Segment Start: SUPPLIED INFORMATION

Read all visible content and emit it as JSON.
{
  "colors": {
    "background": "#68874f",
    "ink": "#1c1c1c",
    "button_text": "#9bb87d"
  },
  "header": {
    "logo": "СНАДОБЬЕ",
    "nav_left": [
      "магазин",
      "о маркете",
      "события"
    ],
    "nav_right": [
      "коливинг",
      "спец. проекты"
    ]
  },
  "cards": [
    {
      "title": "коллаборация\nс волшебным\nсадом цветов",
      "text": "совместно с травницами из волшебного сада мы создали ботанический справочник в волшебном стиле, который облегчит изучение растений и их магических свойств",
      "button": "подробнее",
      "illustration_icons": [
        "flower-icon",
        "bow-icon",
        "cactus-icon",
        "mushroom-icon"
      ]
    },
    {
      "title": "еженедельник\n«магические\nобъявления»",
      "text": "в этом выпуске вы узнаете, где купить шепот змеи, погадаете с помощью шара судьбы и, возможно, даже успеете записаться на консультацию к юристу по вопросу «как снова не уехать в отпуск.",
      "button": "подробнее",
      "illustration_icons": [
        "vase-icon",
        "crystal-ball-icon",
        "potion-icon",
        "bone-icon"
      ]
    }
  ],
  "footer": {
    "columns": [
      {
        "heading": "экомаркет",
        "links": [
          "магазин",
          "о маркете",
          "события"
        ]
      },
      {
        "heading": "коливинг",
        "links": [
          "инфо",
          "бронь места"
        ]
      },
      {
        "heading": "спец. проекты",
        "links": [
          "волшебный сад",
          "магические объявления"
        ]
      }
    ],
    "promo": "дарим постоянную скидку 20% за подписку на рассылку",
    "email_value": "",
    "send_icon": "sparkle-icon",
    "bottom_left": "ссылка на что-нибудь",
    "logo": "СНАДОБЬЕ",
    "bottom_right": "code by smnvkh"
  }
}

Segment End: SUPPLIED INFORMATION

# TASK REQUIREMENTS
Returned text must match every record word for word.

# THE ANSWER
Read all visible content and emit it as JSON.
{
  "colors": {
    "background": "#68874f",
    "ink": "#1c1c1c",
    "button_text": "#9bb87d"
  },
  "header": {
    "logo": "СНАДОБЬЕ",
    "nav_left": [
      "магазин",
      "о маркете",
      "события"
    ],
    "nav_right": [
      "коливинг",
      "спец. проекты"
    ]
  },
  "cards": [
    {
      "title": "коллаборация\nс волшебным\nсадом цветов",
      "text": "совместно с травницами из волшебного сада мы создали ботанический справочник в волшебном стиле, который облегчит изучение растений и их магических свойств",
      "button": "подробнее",
      "illustration_icons": [
        "flower-icon",
        "bow-icon",
        "cactus-icon",
        "mushroom-icon"
      ]
    },
    {
      "title": "еженедельник\n«магические\nобъявления»",
      "text": "в этом выпуске вы узнаете, где купить шепот змеи, погадаете с помощью шара судьбы и, возможно, даже успеете записаться на консультацию к юристу по вопросу «как снова не уехать в отпуск.",
      "button": "подробнее",
      "illustration_icons": [
        "vase-icon",
        "crystal-ball-icon",
        "potion-icon",
        "bone-icon"
      ]
    }
  ],
  "footer": {
    "columns": [
      {
        "heading": "экомаркет",
        "links": [
          "магазин",
          "о маркете",
          "события"
        ]
      },
      {
        "heading": "коливинг",
        "links": [
          "инфо",
          "бронь места"
        ]
      },
      {
        "heading": "спец. проекты",
        "links": [
          "волшебный сад",
          "магические объявления"
        ]
      }
    ],
    "promo": "дарим постоянную скидку 20% за подписку на рассылку",
    "email_value": "",
    "send_icon": "sparkle-icon",
    "bottom_left": "ссылка на что-нибудь",
    "logo": "СНАДОБЬЕ",
    "bottom_right": "code by smnvkh"
  }
}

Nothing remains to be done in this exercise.